## [YOUR INSTRUCTIONS]
Every line of the entries that holds the word "icon" is to be copied.

## [RECORDED DATA]
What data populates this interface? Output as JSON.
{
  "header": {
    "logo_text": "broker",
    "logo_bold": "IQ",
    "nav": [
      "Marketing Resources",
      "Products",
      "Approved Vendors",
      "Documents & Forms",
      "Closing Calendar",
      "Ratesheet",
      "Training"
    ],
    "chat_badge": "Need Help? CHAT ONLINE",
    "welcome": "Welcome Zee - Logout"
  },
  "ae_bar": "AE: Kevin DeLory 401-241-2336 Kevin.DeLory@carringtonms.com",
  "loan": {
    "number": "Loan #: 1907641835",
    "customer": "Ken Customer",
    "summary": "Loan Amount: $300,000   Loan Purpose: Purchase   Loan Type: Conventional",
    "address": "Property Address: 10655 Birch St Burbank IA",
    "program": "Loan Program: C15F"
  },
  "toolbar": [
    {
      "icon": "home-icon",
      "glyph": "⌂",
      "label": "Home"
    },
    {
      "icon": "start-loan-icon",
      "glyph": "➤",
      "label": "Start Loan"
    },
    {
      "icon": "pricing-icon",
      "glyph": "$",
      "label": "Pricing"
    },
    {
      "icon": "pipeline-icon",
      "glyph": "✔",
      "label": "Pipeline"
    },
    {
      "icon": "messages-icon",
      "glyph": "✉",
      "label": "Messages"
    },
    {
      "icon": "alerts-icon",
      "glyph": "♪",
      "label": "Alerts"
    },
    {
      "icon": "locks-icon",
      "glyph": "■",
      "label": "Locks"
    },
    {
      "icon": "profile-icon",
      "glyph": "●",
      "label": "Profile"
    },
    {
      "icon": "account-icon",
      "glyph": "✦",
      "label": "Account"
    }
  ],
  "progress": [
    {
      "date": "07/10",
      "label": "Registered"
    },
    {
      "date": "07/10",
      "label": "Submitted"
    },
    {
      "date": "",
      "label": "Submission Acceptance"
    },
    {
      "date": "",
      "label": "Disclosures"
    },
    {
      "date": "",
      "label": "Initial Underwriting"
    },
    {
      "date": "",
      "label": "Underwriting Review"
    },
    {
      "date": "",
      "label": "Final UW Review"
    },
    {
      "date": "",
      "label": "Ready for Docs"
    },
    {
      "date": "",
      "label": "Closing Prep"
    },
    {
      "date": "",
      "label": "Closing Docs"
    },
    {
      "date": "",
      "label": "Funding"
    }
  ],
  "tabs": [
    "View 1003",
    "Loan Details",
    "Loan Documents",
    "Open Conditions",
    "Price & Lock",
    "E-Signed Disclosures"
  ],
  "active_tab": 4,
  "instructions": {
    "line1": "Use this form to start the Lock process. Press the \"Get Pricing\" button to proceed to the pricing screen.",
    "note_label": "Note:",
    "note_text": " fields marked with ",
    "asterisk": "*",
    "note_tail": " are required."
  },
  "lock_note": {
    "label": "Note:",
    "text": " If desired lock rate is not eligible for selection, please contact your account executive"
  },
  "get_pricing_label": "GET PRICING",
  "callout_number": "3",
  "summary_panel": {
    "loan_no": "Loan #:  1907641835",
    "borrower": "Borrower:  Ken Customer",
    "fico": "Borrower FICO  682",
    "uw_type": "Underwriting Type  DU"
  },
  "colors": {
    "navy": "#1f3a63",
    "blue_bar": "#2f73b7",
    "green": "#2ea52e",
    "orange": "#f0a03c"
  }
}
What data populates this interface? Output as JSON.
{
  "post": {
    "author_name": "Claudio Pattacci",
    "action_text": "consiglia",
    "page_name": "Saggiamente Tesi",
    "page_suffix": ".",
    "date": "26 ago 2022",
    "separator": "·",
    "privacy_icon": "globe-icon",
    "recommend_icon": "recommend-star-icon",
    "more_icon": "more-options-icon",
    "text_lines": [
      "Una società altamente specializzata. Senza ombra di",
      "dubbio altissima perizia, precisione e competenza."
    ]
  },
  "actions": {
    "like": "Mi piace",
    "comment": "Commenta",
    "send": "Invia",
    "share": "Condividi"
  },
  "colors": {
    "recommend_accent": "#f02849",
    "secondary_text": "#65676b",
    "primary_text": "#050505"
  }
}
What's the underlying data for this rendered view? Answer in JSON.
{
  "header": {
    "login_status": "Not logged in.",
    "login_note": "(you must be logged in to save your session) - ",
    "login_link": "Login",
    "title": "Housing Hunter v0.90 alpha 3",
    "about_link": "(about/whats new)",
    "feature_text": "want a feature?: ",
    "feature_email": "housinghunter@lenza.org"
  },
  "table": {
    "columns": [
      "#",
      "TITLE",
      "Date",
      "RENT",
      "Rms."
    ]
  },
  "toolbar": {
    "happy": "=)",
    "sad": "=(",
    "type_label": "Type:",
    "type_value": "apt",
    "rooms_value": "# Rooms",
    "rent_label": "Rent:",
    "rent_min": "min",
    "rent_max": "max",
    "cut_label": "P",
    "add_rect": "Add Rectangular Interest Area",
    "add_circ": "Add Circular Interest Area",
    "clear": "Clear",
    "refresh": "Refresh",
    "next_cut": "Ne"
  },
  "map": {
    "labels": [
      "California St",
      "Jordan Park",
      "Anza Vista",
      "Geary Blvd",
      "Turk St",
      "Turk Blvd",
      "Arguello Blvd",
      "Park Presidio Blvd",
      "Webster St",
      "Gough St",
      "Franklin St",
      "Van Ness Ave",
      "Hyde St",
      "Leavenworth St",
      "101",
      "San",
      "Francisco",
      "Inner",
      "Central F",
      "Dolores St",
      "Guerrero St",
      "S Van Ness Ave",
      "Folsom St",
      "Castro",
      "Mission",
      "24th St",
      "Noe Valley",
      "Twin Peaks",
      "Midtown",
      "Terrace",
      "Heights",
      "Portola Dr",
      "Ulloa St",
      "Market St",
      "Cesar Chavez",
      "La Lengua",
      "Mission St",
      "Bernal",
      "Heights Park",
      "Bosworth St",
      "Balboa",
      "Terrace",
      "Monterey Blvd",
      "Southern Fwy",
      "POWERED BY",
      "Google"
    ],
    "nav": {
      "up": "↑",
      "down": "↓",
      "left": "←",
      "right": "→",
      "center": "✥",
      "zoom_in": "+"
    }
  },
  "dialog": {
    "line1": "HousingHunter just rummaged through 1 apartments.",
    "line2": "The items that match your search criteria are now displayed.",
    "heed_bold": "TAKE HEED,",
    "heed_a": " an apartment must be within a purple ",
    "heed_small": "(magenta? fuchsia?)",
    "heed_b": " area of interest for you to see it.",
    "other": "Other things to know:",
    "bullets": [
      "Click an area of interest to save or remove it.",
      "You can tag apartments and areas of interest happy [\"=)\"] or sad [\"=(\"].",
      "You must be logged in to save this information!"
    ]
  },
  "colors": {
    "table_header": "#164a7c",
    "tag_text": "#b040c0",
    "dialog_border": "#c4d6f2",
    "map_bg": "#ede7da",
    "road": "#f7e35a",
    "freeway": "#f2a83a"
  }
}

## [WRITTEN SOLUTION]
      "icon": "home-icon",
      "icon": "start-loan-icon",
      "icon": "pricing-icon",
      "icon": "pipeline-icon",
      "icon": "messages-icon",
      "icon": "alerts-icon",
      "icon": "locks-icon",
      "icon": "profile-icon",
      "icon": "account-icon",
    "privacy_icon": "globe-icon",
    "recommend_icon": "recommend-star-icon",
    "more_icon": "more-options-icon",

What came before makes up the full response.